In this mesmerized state I am profoundly surprised to see the bustling life that lays outside of the Castle. Much like the first gasp of air taken after a deep sea plunge, the same air that imprisoned me is now releasing me to life, and it is done to the sound of bicycle bells. I smile; reminded of my own turquoise eighties bike as a child.  Yes, Ferrara is not only capable of casting a heavy chill on you but also a warm smile with its friendly bicycles; and this great contrast is just one of the many faces of its charm.

Tourists are welcomed to use this joy ride to get around the city, locals take them to get to work. On a typical Ferrarese day you can catch locals with their hot wheels, armed with a straw basket at the top filled with good old fashion Italian bread, groceries and of course “un po di vino” ( a little wine). In fact this is among Ferrara’s greatest appeals. Although unfortunately bed and breakfasts are a little pricy (starting at 60 Euros for a single bed!) the experience of Ferrara is well of course priceless but in more practical terms: cheap! Take a bike, tour the city! No need to spend money on car renting, Ferrara is beautifully “petite” and can be done also by foot. Food, much like the rest of Italy, is inexpensive and if you contempt yourself with a simple but tasty piadina romagnola (these are Italian pita bread sandwiches) you can pull off dinner for 8 Euros. What about your evenings? At night, Ferrara’s youth comes out to play in the simplest way possible: sitting around the Cathedral’s steps or at San Romano enjoying a little wine or gelato. They lay back, indulge in a laugh here and there and simply admire proudly their city unsuspecting to the fact that they just have completed Ferrara’s portrait, as they are just as beautiful.

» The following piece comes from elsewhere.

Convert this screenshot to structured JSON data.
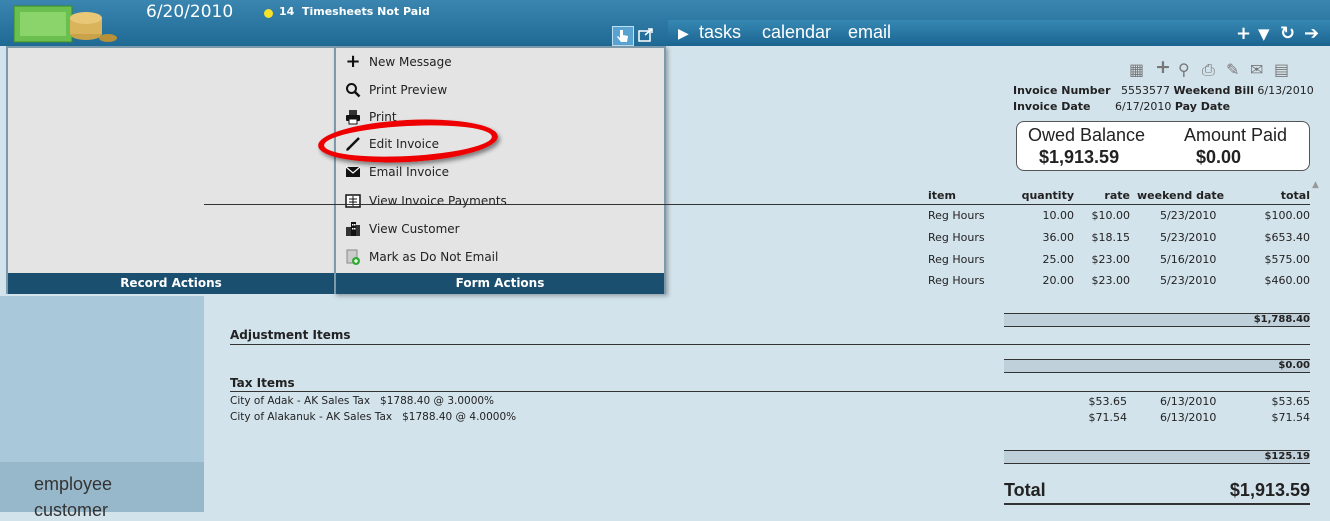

Let yourself be spellbound by Ferrara, lose yourself in its streets among its people, and let the city bring you to a time where chivalry was just as vital as your morning coffee, and where love affairs, although a little dramatic I do admit; testify to the glory of Ferrara and to Love itself.